Illumina is profitable, but financial pressure is evident. In its latest quarterly results, Illumina reported revenue of $1.1 billion during the first quarter, down 11% from the same period in 2022.
While Illumina’s fledgling competition is grabbing headlines, the company still commands some 80% of the market, according to a recent analysis from Baker.
“It’s pretty easy to get excited about all the new competition — and there is new competition,” Baker said. “It doesn’t just change instantly. It’s not like flipping a switch.”
And some of the startups helmed by ex-Illumina talent may actually aid the company by pushing into the frontiers of genomics in areas that Illumina hasn’t touched — while also being reliable customers for Illumina.
The future of Grail
Grail became a political football during the proxy fight with Icahn, who argued the deal was a costly mistake that should be reversed.

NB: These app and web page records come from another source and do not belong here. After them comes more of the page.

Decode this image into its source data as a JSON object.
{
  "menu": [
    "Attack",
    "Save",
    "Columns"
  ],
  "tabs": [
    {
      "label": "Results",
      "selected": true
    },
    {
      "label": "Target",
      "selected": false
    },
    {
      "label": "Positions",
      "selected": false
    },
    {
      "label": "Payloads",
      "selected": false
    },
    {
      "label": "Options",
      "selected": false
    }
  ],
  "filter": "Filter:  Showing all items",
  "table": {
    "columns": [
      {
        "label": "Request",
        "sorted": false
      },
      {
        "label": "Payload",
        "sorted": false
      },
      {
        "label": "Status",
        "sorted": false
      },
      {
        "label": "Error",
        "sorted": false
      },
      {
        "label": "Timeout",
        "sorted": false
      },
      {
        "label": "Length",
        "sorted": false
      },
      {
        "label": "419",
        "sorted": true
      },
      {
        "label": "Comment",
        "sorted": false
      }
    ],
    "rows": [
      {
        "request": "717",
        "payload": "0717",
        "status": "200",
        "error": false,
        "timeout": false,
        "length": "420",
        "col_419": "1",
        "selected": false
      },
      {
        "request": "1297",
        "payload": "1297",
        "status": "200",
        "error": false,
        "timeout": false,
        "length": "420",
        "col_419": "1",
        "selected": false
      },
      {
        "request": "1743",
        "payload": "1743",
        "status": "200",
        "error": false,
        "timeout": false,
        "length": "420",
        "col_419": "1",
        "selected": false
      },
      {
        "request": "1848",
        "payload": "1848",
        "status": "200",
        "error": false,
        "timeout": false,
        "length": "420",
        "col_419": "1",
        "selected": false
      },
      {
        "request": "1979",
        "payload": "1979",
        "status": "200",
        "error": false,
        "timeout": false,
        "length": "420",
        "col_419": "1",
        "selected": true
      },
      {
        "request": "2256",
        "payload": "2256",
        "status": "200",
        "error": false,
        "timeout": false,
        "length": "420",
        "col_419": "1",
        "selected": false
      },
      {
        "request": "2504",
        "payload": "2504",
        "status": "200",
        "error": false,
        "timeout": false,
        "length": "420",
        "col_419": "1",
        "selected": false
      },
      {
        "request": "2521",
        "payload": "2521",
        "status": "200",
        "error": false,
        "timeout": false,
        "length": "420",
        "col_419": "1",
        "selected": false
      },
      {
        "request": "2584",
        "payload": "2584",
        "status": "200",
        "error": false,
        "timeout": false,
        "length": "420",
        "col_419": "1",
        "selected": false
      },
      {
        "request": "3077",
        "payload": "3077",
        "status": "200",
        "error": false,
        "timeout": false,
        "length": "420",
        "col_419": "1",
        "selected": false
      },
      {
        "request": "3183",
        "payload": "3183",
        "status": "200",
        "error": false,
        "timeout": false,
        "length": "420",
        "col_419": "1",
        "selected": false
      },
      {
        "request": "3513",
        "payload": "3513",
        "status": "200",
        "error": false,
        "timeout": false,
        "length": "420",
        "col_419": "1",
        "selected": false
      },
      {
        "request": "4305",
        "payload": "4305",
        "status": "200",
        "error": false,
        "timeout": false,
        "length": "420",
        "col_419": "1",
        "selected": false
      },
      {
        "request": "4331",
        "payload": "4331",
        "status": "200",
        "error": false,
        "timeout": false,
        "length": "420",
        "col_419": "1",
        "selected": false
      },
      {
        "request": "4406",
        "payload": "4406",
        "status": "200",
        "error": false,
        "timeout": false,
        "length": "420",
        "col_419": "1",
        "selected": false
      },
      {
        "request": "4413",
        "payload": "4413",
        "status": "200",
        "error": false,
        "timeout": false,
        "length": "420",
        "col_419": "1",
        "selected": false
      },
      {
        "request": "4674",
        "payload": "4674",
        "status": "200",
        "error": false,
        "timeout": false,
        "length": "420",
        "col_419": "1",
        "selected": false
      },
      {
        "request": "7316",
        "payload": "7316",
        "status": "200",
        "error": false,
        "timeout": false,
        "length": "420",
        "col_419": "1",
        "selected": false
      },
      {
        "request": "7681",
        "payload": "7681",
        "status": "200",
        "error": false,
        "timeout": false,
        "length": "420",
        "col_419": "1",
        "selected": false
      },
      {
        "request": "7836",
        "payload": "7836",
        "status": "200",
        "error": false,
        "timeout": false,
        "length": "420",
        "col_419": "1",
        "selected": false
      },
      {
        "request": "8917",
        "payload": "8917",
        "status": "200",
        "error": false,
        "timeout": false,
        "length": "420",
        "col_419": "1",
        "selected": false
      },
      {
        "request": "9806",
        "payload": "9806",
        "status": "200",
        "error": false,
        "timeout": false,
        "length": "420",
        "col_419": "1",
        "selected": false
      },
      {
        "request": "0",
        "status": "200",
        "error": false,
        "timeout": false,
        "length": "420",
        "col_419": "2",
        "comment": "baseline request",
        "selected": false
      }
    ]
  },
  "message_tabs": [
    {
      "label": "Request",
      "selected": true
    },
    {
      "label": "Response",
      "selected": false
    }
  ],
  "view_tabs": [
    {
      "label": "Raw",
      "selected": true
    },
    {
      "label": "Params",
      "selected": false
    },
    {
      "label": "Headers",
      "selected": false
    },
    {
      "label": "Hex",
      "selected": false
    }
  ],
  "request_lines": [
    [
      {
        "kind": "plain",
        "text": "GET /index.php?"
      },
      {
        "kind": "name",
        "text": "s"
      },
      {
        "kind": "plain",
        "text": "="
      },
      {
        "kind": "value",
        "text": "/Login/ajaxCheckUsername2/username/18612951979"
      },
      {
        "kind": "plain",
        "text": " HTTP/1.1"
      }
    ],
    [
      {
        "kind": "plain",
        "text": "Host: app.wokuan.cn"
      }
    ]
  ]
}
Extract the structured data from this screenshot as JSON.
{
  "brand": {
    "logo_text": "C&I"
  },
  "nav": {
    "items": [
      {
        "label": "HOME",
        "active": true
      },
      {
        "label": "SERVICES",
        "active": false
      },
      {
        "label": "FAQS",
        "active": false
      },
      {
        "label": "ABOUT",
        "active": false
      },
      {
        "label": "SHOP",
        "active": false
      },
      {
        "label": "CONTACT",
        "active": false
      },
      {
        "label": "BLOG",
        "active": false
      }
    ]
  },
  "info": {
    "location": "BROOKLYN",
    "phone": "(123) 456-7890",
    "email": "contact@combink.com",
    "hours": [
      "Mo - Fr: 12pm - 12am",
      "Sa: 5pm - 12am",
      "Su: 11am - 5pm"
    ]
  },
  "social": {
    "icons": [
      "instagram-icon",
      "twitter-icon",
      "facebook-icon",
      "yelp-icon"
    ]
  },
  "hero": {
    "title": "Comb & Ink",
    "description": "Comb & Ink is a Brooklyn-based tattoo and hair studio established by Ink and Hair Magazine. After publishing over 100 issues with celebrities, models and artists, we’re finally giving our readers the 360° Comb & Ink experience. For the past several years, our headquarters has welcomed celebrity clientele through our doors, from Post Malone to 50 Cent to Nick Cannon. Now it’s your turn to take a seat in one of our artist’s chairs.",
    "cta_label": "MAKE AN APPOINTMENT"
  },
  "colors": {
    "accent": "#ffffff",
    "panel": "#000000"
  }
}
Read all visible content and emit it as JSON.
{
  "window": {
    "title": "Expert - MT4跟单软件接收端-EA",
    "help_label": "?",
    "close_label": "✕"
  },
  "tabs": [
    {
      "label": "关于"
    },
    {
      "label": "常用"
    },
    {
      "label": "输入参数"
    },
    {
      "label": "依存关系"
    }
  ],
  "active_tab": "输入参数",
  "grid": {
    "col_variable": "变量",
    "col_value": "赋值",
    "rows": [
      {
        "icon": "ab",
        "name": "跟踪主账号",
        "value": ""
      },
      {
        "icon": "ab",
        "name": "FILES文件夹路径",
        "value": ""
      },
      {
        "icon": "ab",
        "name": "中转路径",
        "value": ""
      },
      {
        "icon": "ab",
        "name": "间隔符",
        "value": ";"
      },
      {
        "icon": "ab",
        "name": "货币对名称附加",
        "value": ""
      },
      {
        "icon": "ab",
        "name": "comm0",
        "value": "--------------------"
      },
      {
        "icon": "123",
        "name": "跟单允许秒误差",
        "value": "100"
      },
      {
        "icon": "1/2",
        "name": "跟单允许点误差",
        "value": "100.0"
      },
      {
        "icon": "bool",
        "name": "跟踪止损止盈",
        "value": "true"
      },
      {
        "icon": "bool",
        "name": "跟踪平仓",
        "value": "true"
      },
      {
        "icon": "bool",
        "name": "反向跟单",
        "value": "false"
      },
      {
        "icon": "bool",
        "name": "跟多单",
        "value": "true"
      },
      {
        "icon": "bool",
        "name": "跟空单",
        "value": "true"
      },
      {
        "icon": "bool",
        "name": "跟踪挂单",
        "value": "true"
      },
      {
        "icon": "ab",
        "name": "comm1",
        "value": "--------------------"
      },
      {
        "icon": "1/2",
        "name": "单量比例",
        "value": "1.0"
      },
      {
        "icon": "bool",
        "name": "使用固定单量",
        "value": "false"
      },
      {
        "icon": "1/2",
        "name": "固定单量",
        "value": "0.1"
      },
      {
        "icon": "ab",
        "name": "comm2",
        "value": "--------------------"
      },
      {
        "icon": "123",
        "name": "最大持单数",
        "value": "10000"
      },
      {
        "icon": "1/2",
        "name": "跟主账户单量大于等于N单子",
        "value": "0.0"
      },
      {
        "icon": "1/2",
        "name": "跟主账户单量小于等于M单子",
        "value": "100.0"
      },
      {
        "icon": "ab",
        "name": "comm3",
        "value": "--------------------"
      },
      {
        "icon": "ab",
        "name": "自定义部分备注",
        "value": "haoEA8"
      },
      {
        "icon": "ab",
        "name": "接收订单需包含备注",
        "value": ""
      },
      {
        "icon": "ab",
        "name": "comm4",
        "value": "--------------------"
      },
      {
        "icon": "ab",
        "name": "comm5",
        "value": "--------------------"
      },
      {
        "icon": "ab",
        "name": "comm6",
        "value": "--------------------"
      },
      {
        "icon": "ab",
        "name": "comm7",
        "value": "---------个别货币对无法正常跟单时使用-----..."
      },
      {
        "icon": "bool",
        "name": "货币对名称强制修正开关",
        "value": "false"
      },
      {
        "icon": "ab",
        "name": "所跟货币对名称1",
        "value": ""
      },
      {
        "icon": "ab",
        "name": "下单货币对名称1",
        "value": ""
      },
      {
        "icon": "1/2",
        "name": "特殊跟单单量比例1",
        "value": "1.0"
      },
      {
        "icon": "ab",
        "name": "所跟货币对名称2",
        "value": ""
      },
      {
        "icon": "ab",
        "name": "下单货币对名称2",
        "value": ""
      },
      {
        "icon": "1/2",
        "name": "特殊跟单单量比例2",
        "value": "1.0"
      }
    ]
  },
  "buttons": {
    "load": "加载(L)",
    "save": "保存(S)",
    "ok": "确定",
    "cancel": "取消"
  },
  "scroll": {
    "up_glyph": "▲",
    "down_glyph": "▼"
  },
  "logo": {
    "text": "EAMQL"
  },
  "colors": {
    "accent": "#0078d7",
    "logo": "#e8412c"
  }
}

But former Grail CEO Jeff Huber, who ran the company from 2016 to 2017, said there’s a reason Illumina bought the company: The deal created the potential to accelerate the deployment of tests and drive down their prices, just as Illumina has done with DNA sequencing.
Huber fears Illumina will quickly divest Grail and follow through with Icahn’s suggestion for a “rights offering.” Icahn didn’t spell out how exactly this could work, but generally, rights offerings give existing shareholders rights to buy a number of shares of the company at a discount.
“The rights offering approach as proposed by Icahn has never been used for a company spinout, and there is no credible plan for addressing many critical issues that must be addressed to align investor interests and ensure the resulting company has appropriate capital and runway to succeed,” Huber said in an email. “If Grail were to be divested, the best approach is to secure patient permanent-capital investors that have a long view.”
Andrew Teno, who won a board seat with support from Icahn, declined to comment.
No matter what path Illumina takes with Grail, it appears it will see through its court fights with the Federal Trade Commission and the European Union, which blocked the takeover on antitrust concerns. If it can win, Illumina would be able to divest Grail on its own terms and preserve the company’s ability to grow through future acquisition.
After decades of waving through deals, the FTC used the Grail-Illumina deal as an opportunity to showcase the agency’s tougher stance. The two companies don’t compete – the old standard for scrutinizing transactions. Rather, Illumina makes sequencers while Grail sells blood tests to detect cancer.
The agency argued Illumina could use its size to throttle potential competition, a novel argument for life-sciences dealmaking. Amid the FTC’s clampdown, Illumina is limited in what companies it can buy, which could hurt its quest to push further into hospitals.
“It seems to hinder Illumina’s plan to enter the clinical space in a big way,” said Baker, the genomics consultant.